• _How to complete this task_
Write out every entry word for word.
[Data shown Boundary: Start]
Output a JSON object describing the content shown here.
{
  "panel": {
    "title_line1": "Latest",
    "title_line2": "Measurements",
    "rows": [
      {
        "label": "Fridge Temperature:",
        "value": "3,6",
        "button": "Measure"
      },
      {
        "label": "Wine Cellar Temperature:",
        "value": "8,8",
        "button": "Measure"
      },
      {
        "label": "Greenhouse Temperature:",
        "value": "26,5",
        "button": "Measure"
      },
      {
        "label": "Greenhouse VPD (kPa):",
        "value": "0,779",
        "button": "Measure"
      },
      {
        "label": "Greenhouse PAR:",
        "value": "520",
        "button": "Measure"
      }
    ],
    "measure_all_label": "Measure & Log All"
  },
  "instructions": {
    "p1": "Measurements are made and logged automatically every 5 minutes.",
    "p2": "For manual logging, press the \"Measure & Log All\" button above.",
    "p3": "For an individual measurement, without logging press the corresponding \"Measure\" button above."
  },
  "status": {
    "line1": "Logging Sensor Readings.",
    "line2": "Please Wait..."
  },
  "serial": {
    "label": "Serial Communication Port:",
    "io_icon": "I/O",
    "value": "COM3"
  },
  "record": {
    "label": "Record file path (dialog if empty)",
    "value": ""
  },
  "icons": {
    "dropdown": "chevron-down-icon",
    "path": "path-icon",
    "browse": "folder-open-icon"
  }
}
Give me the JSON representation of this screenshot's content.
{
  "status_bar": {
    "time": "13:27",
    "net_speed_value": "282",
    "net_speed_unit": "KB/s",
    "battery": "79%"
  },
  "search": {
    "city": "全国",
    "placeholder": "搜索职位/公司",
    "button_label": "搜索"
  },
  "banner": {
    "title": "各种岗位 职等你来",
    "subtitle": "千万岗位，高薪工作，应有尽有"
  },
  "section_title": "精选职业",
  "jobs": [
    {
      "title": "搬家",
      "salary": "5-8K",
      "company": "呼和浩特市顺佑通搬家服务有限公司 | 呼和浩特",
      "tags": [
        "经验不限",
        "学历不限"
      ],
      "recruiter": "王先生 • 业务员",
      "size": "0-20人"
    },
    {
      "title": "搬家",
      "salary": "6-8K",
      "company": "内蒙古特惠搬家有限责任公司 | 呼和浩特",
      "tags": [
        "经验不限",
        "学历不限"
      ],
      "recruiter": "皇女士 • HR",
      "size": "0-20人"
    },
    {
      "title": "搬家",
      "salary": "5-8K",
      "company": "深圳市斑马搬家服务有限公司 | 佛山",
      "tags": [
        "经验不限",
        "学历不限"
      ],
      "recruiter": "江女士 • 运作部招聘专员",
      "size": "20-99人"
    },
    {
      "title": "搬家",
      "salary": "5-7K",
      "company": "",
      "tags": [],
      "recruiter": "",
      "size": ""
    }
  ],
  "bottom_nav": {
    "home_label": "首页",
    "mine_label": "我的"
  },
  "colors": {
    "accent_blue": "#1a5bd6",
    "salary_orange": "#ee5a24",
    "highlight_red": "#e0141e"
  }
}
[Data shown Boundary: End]
• _Reply_
Output a JSON object describing the content shown here.
{
  "panel": {
    "title_line1": "Latest",
    "title_line2": "Measurements",
    "rows": [
      {
        "label": "Fridge Temperature:",
        "value": "3,6",
        "button": "Measure"
      },
      {
        "label": "Wine Cellar Temperature:",
        "value": "8,8",
        "button": "Measure"
      },
      {
        "label": "Greenhouse Temperature:",
        "value": "26,5",
        "button": "Measure"
      },
      {
        "label": "Greenhouse VPD (kPa):",
        "value": "0,779",
        "button": "Measure"
      },
      {
        "label": "Greenhouse PAR:",
        "value": "520",
        "button": "Measure"
      }
    ],
    "measure_all_label": "Measure & Log All"
  },
  "instructions": {
    "p1": "Measurements are made and logged automatically every 5 minutes.",
    "p2": "For manual logging, press the \"Measure & Log All\" button above.",
    "p3": "For an individual measurement, without logging press the corresponding \"Measure\" button above."
  },
  "status": {
    "line1": "Logging Sensor Readings.",
    "line2": "Please Wait..."
  },
  "serial": {
    "label": "Serial Communication Port:",
    "io_icon": "I/O",
    "value": "COM3"
  },
  "record": {
    "label": "Record file path (dialog if empty)",
    "value": ""
  },
  "icons": {
    "dropdown": "chevron-down-icon",
    "path": "path-icon",
    "browse": "folder-open-icon"
  }
}
Give me the JSON representation of this screenshot's content.
{
  "status_bar": {
    "time": "13:27",
    "net_speed_value": "282",
    "net_speed_unit": "KB/s",
    "battery": "79%"
  },
  "search": {
    "city": "全国",
    "placeholder": "搜索职位/公司",
    "button_label": "搜索"
  },
  "banner": {
    "title": "各种岗位 职等你来",
    "subtitle": "千万岗位，高薪工作，应有尽有"
  },
  "section_title": "精选职业",
  "jobs": [
    {
      "title": "搬家",
      "salary": "5-8K",
      "company": "呼和浩特市顺佑通搬家服务有限公司 | 呼和浩特",
      "tags": [
        "经验不限",
        "学历不限"
      ],
      "recruiter": "王先生 • 业务员",
      "size": "0-20人"
    },
    {
      "title": "搬家",
      "salary": "6-8K",
      "company": "内蒙古特惠搬家有限责任公司 | 呼和浩特",
      "tags": [
        "经验不限",
        "学历不限"
      ],
      "recruiter": "皇女士 • HR",
      "size": "0-20人"
    },
    {
      "title": "搬家",
      "salary": "5-8K",
      "company": "深圳市斑马搬家服务有限公司 | 佛山",
      "tags": [
        "经验不限",
        "学历不限"
      ],
      "recruiter": "江女士 • 运作部招聘专员",
      "size": "20-99人"
    },
    {
      "title": "搬家",
      "salary": "5-7K",
      "company": "",
      "tags": [],
      "recruiter": "",
      "size": ""
    }
  ],
  "bottom_nav": {
    "home_label": "首页",
    "mine_label": "我的"
  },
  "colors": {
    "accent_blue": "#1a5bd6",
    "salary_orange": "#ee5a24",
    "highlight_red": "#e0141e"
  }
}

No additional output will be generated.